Giving thanks is a common theme in our ceremonies and prayer songs too, and honouring Mother Earth and the abundance she provides us with is a key part of our culture.

This is what Thanksgiving could be, but in order for that to happen, we must recognise the truth of the holiday’s revolting colonial origins. It may sound cliche, but when we fail to learn from history, we are doomed to repeat it.

For the past few years, Thanksgiving has been hard for me. In 2016, mere days before the holiday, the Oceti Sakowin and our allies were attacked by militarised police at Standing Rock for protecting ancestral burial sites and the fresh water source of millions of people, both native and non-native, from a pipeline that would be forced through our land at the point of a gun.

They used water cannon on unarmed civilians when the air temperature was below freezing. People were tear gassed and shot with rubber bullets. Hundreds were injured, including one young woman who suffered permanent damage to her arm and another who nearly lost an eye.

On that fateful night that some call Bloody Sunday, when my heart was broken and we became one with our ancestors, I recognised that the atrocities our grandmothers and grandfathers had faced – the brutality, blind hatred and aggression, the massacres and acts of genocide which inspired Adolph Hitler himself – had not ended and could happen all over again.

America, Custer may have died for your sins, but there will be no absolution without truth. Only then can we hope to charter a new path, as one. The true spirit of Thanksgiving cannot be honoured when it is forged in white supremacy and dipped in Indigenous blood.

Acknowledging our shared history can help put an end to vicious destructive cycles meant to fill spiritual emptiness, and replace it with grateful hearts that will bring families and communities together, united in purpose, giving thanks for nature’s bounty.

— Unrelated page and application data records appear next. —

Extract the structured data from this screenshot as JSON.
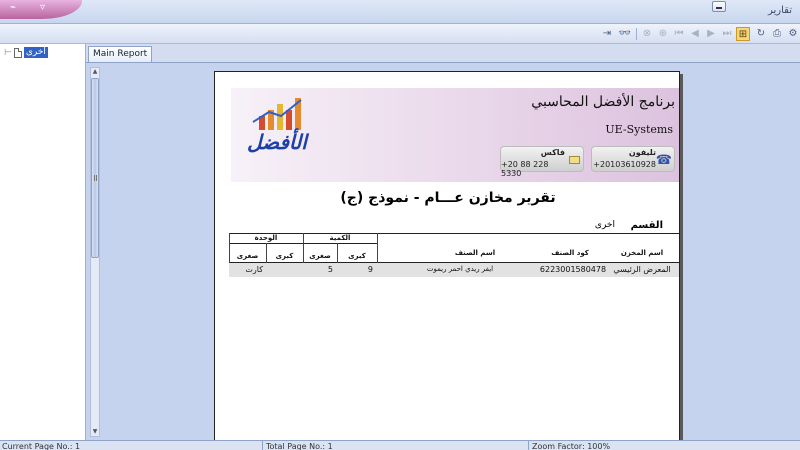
{
  "window": {
    "title": "تقارير"
  },
  "toolbar": {
    "buttons": [
      "export-icon",
      "find-icon",
      "binoculars-icon",
      "first-page-icon",
      "prev-page-icon",
      "next-page-icon",
      "last-page-icon",
      "goto-page-icon",
      "group-tree-icon",
      "refresh-icon",
      "print-icon",
      "print-setup-icon"
    ]
  },
  "tree": {
    "item": "اخرى"
  },
  "tabs": {
    "main": "Main Report"
  },
  "report": {
    "company_ar": "برنامج الأفضل المحاسبي",
    "company_en": "UE-Systems",
    "logo_text": "الأفضل",
    "phone_label": "تليفون",
    "phone_value": "+20103610928",
    "fax_label": "فاكس",
    "fax_value": "+20 88 228 5330",
    "title": "تقرير مخازن عـــام - نموذج (ج)",
    "dept_label": "القسم",
    "dept_value": "اخرى",
    "headers": {
      "store": "اسم المخزن",
      "code": "كود الصنف",
      "item": "اسم الصنف",
      "qty": "الكمية",
      "qty_big": "كبرى",
      "qty_small": "صغرى",
      "unit": "الوحدة",
      "unit_big": "كبرى",
      "unit_small": "صغرى"
    },
    "rows": [
      {
        "store": "المعرض الرئيسي",
        "code": "6223001580478",
        "item": "ايفر ريدي احمر ريموت",
        "qty_big": "9",
        "qty_small": "5",
        "unit_big": "",
        "unit_small": "كارت"
      }
    ]
  },
  "status": {
    "current_page": "Current Page No.: 1",
    "total_page": "Total Page No.: 1",
    "zoom": "Zoom Factor: 100%"
  }
}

Then, not only will our bodies be nourished, but our souls will be too.

The views expressed in this article are the authors’ own and do not necessarily reflect Al Jazeera’s editorial stance.